Saved entries:
= Beginning of Section =

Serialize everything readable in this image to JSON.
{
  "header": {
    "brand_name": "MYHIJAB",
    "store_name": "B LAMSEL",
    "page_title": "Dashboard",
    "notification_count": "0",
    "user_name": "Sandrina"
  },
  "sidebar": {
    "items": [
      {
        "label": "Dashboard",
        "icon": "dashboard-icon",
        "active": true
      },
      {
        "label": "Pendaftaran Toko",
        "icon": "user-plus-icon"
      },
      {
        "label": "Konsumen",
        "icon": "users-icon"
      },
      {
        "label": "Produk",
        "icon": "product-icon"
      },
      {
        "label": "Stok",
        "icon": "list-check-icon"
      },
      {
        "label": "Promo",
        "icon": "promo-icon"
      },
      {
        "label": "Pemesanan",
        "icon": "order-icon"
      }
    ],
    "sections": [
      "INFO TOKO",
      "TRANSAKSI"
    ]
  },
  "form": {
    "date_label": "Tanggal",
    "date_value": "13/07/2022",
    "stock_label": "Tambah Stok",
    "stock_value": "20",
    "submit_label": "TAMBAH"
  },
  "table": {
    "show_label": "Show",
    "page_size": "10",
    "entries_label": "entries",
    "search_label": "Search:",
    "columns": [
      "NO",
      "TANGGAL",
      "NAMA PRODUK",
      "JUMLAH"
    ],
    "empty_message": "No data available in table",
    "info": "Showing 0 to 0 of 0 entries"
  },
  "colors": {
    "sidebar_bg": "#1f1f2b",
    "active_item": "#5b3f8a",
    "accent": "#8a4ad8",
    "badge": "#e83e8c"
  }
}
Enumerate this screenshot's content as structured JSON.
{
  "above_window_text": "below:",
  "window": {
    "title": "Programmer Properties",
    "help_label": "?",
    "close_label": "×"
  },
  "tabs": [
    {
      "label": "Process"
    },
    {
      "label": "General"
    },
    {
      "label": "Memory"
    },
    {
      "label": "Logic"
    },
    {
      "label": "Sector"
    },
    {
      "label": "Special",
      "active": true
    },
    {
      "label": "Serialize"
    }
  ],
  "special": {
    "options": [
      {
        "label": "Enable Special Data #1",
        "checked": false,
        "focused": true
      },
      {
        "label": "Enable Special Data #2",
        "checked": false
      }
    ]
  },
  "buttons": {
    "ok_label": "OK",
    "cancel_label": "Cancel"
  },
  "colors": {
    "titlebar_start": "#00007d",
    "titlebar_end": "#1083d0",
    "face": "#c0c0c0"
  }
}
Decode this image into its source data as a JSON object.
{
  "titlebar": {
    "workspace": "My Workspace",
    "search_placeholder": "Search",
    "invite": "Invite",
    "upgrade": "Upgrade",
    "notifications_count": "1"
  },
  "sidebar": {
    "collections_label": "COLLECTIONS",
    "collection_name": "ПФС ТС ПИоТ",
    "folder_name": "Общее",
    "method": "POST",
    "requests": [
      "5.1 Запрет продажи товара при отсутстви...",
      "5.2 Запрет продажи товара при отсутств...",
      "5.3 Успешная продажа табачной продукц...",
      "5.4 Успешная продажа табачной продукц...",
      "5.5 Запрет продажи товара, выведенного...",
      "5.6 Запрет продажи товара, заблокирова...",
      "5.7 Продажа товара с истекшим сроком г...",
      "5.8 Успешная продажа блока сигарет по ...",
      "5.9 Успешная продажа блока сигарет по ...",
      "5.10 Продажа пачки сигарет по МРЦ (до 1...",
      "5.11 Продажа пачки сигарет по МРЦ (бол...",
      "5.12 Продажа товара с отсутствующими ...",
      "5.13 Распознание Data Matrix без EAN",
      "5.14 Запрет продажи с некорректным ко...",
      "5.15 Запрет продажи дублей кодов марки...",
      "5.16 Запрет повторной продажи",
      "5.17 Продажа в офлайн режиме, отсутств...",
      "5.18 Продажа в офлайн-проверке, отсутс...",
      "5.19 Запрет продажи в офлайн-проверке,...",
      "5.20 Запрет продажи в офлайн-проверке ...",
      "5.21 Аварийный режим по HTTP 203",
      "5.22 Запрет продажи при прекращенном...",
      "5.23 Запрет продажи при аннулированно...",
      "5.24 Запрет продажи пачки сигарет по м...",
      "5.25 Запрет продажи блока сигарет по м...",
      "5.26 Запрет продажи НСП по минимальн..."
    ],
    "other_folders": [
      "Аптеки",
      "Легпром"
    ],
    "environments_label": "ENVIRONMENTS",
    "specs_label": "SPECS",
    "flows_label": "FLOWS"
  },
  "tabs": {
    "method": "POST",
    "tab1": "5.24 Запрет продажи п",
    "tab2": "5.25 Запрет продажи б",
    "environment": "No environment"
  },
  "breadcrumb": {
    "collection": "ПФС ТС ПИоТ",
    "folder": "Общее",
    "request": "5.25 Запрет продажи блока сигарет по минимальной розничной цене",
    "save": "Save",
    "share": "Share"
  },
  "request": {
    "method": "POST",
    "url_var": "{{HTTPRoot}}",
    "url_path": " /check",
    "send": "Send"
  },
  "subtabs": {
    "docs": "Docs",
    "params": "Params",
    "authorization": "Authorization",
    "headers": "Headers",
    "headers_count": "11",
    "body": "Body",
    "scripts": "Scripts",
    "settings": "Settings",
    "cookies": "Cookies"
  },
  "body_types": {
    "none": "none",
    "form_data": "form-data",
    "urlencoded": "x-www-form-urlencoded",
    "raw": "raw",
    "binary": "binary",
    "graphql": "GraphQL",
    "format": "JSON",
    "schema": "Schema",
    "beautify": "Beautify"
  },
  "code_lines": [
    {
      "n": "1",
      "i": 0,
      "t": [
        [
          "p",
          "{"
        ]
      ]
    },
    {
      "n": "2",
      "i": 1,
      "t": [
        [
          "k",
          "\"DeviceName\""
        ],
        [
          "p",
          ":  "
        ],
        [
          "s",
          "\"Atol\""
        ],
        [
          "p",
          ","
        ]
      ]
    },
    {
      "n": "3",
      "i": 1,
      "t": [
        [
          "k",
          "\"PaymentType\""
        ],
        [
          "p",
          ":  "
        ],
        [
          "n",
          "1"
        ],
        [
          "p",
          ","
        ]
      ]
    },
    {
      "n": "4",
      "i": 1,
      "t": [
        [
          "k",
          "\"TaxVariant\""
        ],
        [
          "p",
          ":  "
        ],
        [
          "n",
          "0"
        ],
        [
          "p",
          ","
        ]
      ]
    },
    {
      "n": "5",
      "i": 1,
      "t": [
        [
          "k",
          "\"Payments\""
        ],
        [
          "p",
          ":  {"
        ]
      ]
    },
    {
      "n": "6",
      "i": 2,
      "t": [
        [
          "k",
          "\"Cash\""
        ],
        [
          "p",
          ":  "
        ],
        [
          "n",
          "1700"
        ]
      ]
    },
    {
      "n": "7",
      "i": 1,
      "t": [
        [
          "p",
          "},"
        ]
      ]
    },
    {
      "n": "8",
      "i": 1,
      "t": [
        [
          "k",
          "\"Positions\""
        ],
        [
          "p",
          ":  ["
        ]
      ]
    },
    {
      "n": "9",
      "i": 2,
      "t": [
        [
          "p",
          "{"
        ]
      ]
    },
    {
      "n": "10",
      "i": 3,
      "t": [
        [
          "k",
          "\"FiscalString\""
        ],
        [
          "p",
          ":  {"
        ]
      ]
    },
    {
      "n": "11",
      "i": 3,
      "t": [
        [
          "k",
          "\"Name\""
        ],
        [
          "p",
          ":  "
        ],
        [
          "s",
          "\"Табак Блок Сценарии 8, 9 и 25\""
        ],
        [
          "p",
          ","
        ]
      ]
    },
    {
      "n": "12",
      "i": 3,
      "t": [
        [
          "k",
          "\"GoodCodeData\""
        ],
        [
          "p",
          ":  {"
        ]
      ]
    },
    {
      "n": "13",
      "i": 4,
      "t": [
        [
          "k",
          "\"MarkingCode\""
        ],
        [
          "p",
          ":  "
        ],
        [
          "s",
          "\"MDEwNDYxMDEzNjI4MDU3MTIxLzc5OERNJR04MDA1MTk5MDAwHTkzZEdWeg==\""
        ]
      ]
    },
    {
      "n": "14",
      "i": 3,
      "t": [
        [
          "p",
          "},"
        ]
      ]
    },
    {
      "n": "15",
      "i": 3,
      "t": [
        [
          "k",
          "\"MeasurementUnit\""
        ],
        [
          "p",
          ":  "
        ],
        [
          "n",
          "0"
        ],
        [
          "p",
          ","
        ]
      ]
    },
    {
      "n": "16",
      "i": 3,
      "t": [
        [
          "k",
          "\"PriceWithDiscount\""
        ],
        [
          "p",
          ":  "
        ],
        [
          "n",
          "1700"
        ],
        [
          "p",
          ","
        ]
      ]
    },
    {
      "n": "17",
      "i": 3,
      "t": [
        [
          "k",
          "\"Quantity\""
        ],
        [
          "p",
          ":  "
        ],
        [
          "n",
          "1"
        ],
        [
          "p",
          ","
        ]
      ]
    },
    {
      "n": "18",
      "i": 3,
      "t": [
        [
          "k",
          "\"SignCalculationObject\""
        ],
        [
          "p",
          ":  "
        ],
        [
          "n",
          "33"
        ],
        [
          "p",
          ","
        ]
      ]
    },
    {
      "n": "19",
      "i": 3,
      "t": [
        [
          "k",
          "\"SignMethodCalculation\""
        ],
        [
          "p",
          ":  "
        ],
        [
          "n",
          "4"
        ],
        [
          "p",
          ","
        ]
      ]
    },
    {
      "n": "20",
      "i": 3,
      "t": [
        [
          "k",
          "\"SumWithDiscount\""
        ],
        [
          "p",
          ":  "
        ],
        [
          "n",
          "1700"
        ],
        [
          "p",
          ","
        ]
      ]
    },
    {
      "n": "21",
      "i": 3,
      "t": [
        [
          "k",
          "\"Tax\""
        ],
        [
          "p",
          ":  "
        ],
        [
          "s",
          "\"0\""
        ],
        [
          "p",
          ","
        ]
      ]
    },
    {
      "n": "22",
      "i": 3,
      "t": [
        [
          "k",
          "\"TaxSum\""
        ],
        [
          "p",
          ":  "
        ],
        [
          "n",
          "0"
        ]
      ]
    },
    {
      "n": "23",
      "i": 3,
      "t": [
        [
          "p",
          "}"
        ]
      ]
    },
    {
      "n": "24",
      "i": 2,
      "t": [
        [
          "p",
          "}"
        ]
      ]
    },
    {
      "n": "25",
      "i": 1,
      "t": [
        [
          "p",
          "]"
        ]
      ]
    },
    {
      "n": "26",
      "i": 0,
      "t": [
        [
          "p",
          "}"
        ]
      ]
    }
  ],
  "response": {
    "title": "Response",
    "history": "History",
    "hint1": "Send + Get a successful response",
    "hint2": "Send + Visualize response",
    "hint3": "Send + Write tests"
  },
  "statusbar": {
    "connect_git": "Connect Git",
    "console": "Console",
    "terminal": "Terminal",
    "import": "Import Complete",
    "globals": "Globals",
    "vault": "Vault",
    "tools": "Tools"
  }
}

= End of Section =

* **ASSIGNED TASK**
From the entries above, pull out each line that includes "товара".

* **OUTPUT OF THE EXERCISE**
      "5.1 Запрет продажи товара при отсутстви...",
      "5.2 Запрет продажи товара при отсутств...",
      "5.5 Запрет продажи товара, выведенного...",
      "5.6 Запрет продажи товара, заблокирова...",
      "5.7 Продажа товара с истекшим сроком г...",
      "5.12 Продажа товара с отсутствующими ...",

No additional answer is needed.